Rose Ejembi, Makurdi
Nigeria has the highest number of cancer related deaths in Africa, with about 10,000 cancer deaths and 250,000 new cases each year, according to Dr. Emmanuel Tembe, a university don.
Tembe, who disclosed this in a lecture titled “Beating the Plastic Pollution” to mark this year’s World Environment Day at the Federal University of Agriculture Makurdi (FUAM), said that cancer related deaths are increasing in urban areas and cities, with pollution and chemical exposure being major risk factors.
He explained further that plastics used in wrapping hot foods, water and other substances are liable to cause cancer, stressing that when hot, plastics emit carcinogenic substances which cause cancer in humans.
While stating that Nigeria suffers the world’s greatest malaria disease burden, with approximately 51 million cases and 207,000 deaths annually, Tembe added that plastic refuse serve as breeding ground for disease vectors like mosquitoes and flies.

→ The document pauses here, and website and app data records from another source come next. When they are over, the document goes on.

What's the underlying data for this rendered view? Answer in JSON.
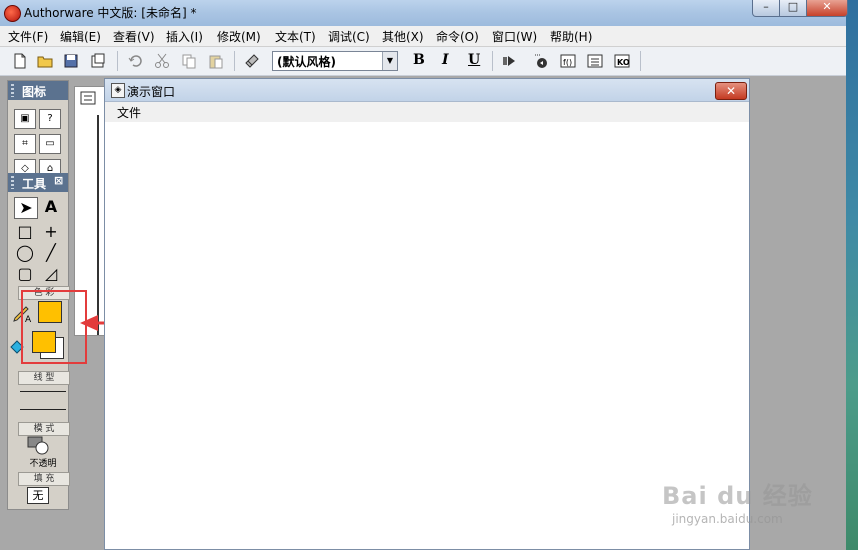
{
  "window": {
    "title": "Authorware 中文版: [未命名] *",
    "min_glyph": "–",
    "max_glyph": "□",
    "close_glyph": "✕"
  },
  "menu": {
    "items": [
      "文件(F)",
      "编辑(E)",
      "查看(V)",
      "插入(I)",
      "修改(M)",
      "文本(T)",
      "调试(C)",
      "其他(X)",
      "命令(O)",
      "窗口(W)",
      "帮助(H)"
    ]
  },
  "toolbar": {
    "style_select_value": "(默认风格)",
    "bold_label": "B",
    "italic_label": "I",
    "underline_label": "U"
  },
  "icons_palette": {
    "header": "图标",
    "tools_header": "工具",
    "tools_close": "⊠",
    "color_label": "色 彩",
    "line_label": "线 型",
    "mode_label": "模 式",
    "mode_value": "不透明",
    "fill_label": "填 充",
    "fill_value": "无",
    "text_tool_glyph": "A",
    "fill_color": "#ffc000"
  },
  "presentation_window": {
    "title": "演示窗口",
    "menu_file": "文件",
    "close_glyph": "✕"
  },
  "watermark": {
    "logo": "Bai du 经验",
    "url": "jingyan.baidu.com"
  }
}
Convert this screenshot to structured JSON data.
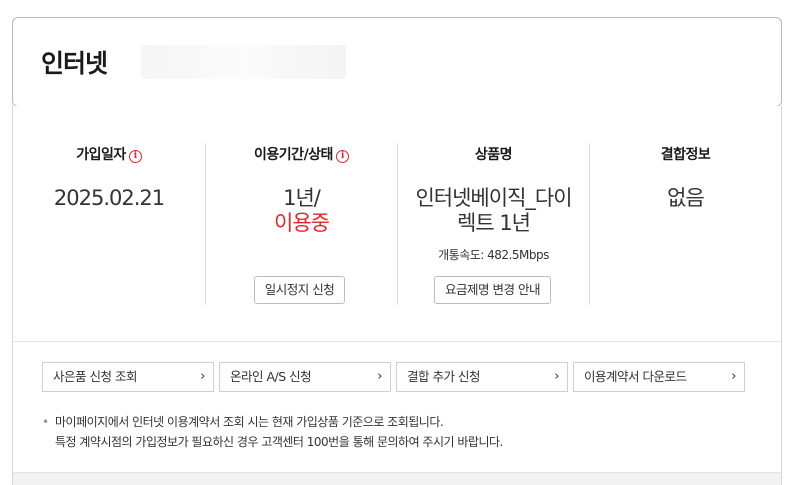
{
  "header": {
    "title": "인터넷"
  },
  "info": {
    "join_date": {
      "label": "가입일자",
      "value": "2025.02.21"
    },
    "period_status": {
      "label": "이용기간/상태",
      "period": "1년/",
      "status": "이용중",
      "button": "일시정지 신청"
    },
    "product": {
      "label": "상품명",
      "name_line1": "인터넷베이직_다이",
      "name_line2": "렉트 1년",
      "speed": "개통속도: 482.5Mbps",
      "button": "요금제명 변경 안내"
    },
    "bundle": {
      "label": "결합정보",
      "value": "없음"
    }
  },
  "links": [
    {
      "label": "사은품 신청 조회"
    },
    {
      "label": "온라인 A/S 신청"
    },
    {
      "label": "결합 추가 신청"
    },
    {
      "label": "이용계약서 다운로드"
    }
  ],
  "notice": {
    "line1": "마이페이지에서 인터넷 이용계약서 조회 시는 현재 가입상품 기준으로 조회됩니다.",
    "line2": "특정 계약시점의 가입정보가 필요하신 경우 고객센터 100번을 통해 문의하여 주시기 바랍니다."
  },
  "icons": {
    "info": "info-icon",
    "chevron": "chevron-right-icon"
  },
  "colors": {
    "accent": "#e0262c"
  }
}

“Mosquitoes are the spreaders of malaria. Flies are related to diarrhea diseases in under-5 children,” Tembe said, quoting UNICEF 2016 survey which found that diarrhea causes approximately 150,000 deaths among under-5 children annually.

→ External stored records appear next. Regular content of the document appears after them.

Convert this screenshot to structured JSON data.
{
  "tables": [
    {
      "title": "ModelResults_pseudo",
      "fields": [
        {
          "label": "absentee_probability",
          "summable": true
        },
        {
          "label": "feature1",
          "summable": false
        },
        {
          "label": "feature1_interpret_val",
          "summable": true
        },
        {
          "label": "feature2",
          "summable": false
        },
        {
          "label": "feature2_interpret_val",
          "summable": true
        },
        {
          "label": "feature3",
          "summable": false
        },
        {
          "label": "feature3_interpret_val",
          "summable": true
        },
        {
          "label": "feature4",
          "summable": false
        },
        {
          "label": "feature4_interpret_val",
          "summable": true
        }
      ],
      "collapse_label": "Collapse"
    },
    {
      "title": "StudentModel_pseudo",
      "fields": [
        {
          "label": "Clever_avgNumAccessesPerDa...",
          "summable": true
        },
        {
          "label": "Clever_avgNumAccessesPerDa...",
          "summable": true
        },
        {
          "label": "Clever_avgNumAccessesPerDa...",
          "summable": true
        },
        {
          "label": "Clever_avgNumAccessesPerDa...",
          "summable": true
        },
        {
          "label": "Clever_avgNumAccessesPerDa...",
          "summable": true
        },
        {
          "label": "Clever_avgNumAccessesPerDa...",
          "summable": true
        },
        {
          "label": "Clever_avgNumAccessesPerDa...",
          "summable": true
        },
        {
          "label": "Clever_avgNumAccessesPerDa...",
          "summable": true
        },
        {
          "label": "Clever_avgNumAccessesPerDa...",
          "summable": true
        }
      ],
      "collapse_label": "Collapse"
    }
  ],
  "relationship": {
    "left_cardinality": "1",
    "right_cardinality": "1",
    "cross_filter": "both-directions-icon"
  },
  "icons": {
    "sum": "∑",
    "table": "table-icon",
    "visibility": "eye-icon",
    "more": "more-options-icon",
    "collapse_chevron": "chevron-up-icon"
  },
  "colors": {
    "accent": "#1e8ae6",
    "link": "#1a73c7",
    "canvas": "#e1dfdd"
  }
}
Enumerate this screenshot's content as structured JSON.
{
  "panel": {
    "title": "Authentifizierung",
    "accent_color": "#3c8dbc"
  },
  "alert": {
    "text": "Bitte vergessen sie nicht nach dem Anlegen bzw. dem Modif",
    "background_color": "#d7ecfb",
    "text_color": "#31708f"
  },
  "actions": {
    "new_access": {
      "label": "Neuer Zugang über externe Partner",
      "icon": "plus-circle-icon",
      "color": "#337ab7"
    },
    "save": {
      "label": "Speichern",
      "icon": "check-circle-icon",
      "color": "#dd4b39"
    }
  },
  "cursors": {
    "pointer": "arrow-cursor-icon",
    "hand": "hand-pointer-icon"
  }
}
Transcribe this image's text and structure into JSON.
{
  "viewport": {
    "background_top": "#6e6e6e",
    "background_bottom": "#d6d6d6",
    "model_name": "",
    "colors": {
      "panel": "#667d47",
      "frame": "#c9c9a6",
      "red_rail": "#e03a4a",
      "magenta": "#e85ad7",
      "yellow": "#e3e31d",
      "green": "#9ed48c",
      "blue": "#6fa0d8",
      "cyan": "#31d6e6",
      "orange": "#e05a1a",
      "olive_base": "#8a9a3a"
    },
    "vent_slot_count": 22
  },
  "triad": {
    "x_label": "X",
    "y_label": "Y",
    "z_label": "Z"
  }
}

Speaking on the effect of plastics on environmental sanitation, the academic said single use of plastics produce high turnover of wastes, which indiscriminately litter streets, homes and homesteads.

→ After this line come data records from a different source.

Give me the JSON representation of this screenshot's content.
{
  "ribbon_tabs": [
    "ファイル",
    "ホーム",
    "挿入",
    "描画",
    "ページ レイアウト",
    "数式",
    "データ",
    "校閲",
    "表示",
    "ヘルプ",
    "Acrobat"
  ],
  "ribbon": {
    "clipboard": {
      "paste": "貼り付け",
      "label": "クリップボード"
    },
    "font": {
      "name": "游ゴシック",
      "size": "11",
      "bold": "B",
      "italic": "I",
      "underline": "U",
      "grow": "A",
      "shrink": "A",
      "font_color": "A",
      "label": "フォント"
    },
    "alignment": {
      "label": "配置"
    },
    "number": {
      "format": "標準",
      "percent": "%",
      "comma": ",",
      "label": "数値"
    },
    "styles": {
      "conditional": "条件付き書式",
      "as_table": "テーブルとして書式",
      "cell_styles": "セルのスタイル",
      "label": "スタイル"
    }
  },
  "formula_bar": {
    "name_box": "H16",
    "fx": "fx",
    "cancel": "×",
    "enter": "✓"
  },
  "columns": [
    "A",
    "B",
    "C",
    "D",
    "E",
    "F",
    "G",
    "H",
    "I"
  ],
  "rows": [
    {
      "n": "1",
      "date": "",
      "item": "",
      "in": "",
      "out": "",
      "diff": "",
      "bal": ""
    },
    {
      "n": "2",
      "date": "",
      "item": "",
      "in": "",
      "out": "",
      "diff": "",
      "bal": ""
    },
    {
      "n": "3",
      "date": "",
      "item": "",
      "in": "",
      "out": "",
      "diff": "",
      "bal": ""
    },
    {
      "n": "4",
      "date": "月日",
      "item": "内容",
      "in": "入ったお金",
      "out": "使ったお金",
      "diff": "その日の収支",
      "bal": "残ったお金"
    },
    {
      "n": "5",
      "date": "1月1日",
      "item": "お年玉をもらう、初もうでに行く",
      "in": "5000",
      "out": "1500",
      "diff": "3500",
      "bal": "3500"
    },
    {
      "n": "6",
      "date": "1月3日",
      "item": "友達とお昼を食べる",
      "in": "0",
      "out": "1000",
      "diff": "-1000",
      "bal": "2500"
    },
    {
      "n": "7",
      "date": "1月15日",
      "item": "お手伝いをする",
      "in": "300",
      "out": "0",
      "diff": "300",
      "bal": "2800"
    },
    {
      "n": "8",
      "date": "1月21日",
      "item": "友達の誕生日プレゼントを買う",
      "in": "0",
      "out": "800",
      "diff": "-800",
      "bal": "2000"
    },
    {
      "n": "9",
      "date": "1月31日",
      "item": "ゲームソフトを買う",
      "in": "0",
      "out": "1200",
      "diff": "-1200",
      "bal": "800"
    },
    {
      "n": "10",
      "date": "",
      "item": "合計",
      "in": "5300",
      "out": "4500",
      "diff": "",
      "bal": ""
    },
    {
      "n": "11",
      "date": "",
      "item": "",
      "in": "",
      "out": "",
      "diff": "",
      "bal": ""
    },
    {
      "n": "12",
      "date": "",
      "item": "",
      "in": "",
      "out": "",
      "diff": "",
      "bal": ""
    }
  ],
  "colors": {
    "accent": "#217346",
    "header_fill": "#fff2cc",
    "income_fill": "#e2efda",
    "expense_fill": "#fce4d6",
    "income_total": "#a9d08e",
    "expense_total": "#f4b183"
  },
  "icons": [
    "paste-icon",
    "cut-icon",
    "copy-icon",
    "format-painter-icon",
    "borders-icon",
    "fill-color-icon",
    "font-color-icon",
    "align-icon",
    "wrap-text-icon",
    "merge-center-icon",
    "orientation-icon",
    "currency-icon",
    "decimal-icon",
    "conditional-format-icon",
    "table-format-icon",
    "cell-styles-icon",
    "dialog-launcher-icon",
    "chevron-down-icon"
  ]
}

Earlier in an opening address, Vice Chancellor of the institution, Prof. Richard Kimbir, said the programme was organized to join forces with the United Nations and other concerned individuals in fighting the scourge of plastic pollution and its devastating effects on humanity.
Deputy Vice Chancellor, (Administration) Prof. Paul Annune, representing Kimbir, stated that the WED lecture was designed to sensitise members of the university community and the general public on internationally recognized best practices of waste management based on the principle of Waste Avoidance.
In his welcome address, Dean of College of Forestry and Fisheries Prof. Norbert Tee, who said that plastic makes up 10 percent of the total waste disposed, noted that the lecture was a call for every individual to preserve the environment for the general good of all.